Other specifications and activities in the OGC address Open Location Services, Geospatial Digital Rights Management (GeoDRM), CAD/GIS integration, Decision Support service chaining, geospatial semantics, security and more. Sensor location is an important parameter when sensors are used in environmental research and management. In an effort called "Sensor Web Enablement" (SWE), OGC members have developed and tested specifications for publishing and discovering information about sensors and sensor data stores of all types, and for controlling them and acquiring data from them.
All of the OpenGIS Specifications are based on a single interoperability framework, which is based on standard object-oriented and Web-based distributed computing models as well as twelve years of consensus work.

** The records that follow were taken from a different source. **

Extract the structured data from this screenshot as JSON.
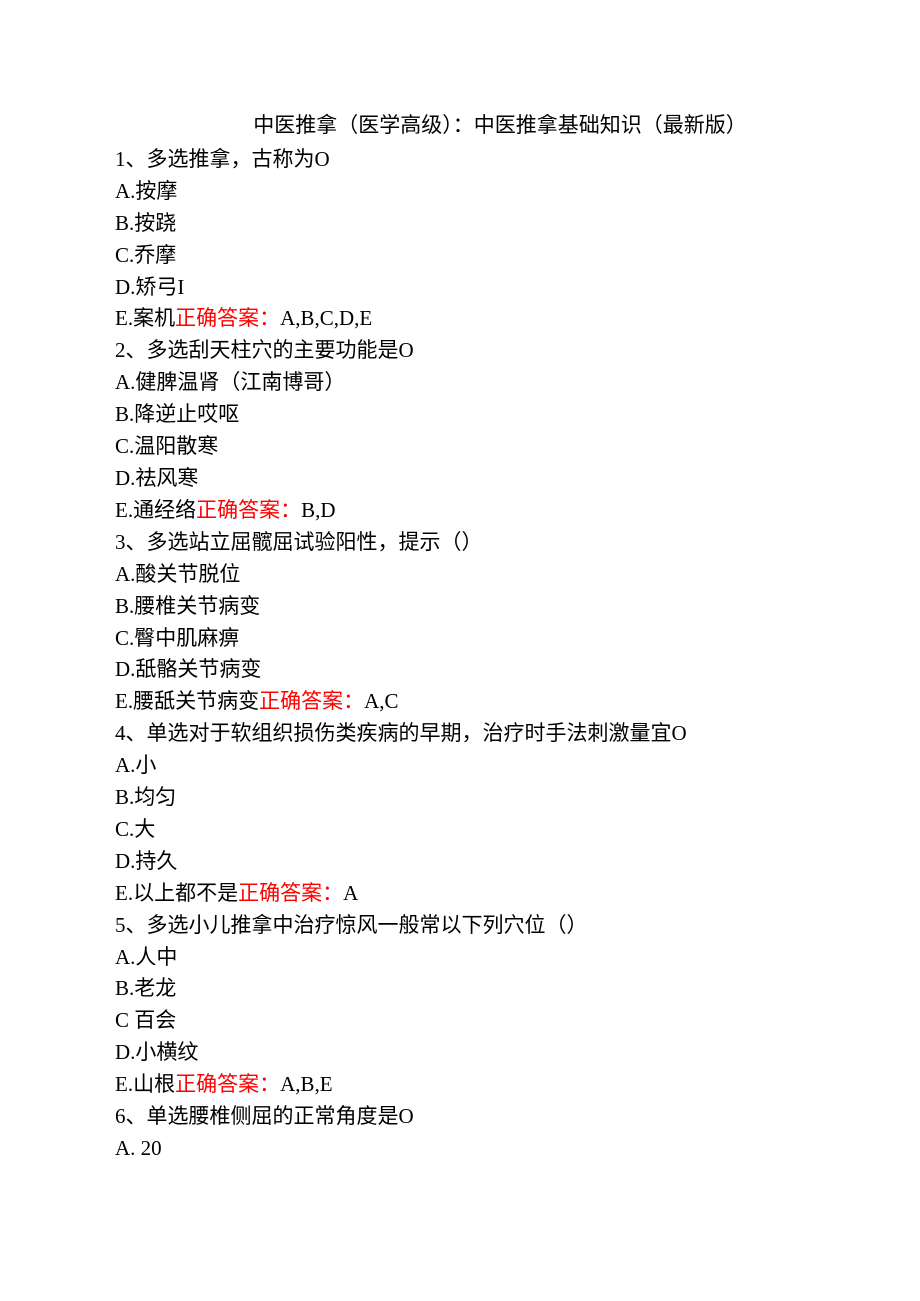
{
  "title": "中医推拿（医学高级）：中医推拿基础知识（最新版）",
  "questions": [
    {
      "stem": "1、多选推拿，古称为O",
      "options": [
        "A.按摩",
        "B.按跷",
        "C.乔摩",
        "D.矫弓I"
      ],
      "last_option_prefix": "E.案机",
      "answer_label": "正确答案：",
      "answer_value": "A,B,C,D,E"
    },
    {
      "stem": "2、多选刮天柱穴的主要功能是O",
      "options": [
        "A.健脾温肾（江南博哥）",
        "B.降逆止哎呕",
        "C.温阳散寒",
        "D.祛风寒"
      ],
      "last_option_prefix": "E.通经络",
      "answer_label": "正确答案：",
      "answer_value": "B,D"
    },
    {
      "stem": "3、多选站立屈髋屈试验阳性，提示（）",
      "options": [
        "A.酸关节脱位",
        "B.腰椎关节病变",
        "C.臀中肌麻痹",
        "D.舐骼关节病变"
      ],
      "last_option_prefix": "E.腰舐关节病变",
      "answer_label": "正确答案：",
      "answer_value": "A,C"
    },
    {
      "stem": "4、单选对于软组织损伤类疾病的早期，治疗时手法刺激量宜O",
      "options": [
        "A.小",
        "B.均匀",
        "C.大",
        "D.持久"
      ],
      "last_option_prefix": "E.以上都不是",
      "answer_label": "正确答案：",
      "answer_value": "A"
    },
    {
      "stem": "5、多选小儿推拿中治疗惊风一般常以下列穴位（）",
      "options": [
        "A.人中",
        "B.老龙",
        "C 百会",
        "D.小横纹"
      ],
      "last_option_prefix": "E.山根",
      "answer_label": "正确答案：",
      "answer_value": "A,B,E"
    },
    {
      "stem": "6、单选腰椎侧屈的正常角度是O",
      "options": [
        "A. 20"
      ],
      "last_option_prefix": "",
      "answer_label": "",
      "answer_value": ""
    }
  ]
}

Participate in the OGC Consensus Process
The OGC Interoperability Program is a global, hands-on and collaborative prototyping program designed to rapidly develop, test and deliver proven candidate specifications into OGC's Specification Program, where they are formalized for public release. OGC Interoperability Program Initiatives include test beds, pilot projects, and interoperability experiments.
The OGC Specification Program, consisting of Technical Committee, Technical Committee Working Groups and Planning Committee, provides an effective and well-trusted industry consensus process to plan, review and officially adopt OpenGIS® Specifications for interfaces, encodings and protocols that enable interoperable geoprocessing services, data, and applications.
The OGC is driven by a vision its members share: Environmental research and management, sustainable agriculture, famine relief, disease surveillance and response, disaster management, health monitoring, climate and weather prediction and warning, commerce, security and many other domains can benefit from better access to spatial information and geoprocessing services.
To learn more, contactRaj R. Singh
Director of Interoperability Programs
rsingh [at] opengeospatial [dot] org
35 Main Street, Suite 5
Wayland MA 01778-5037 USA
Phone: +1 508 647 9385
Fax: +1 508 653 3512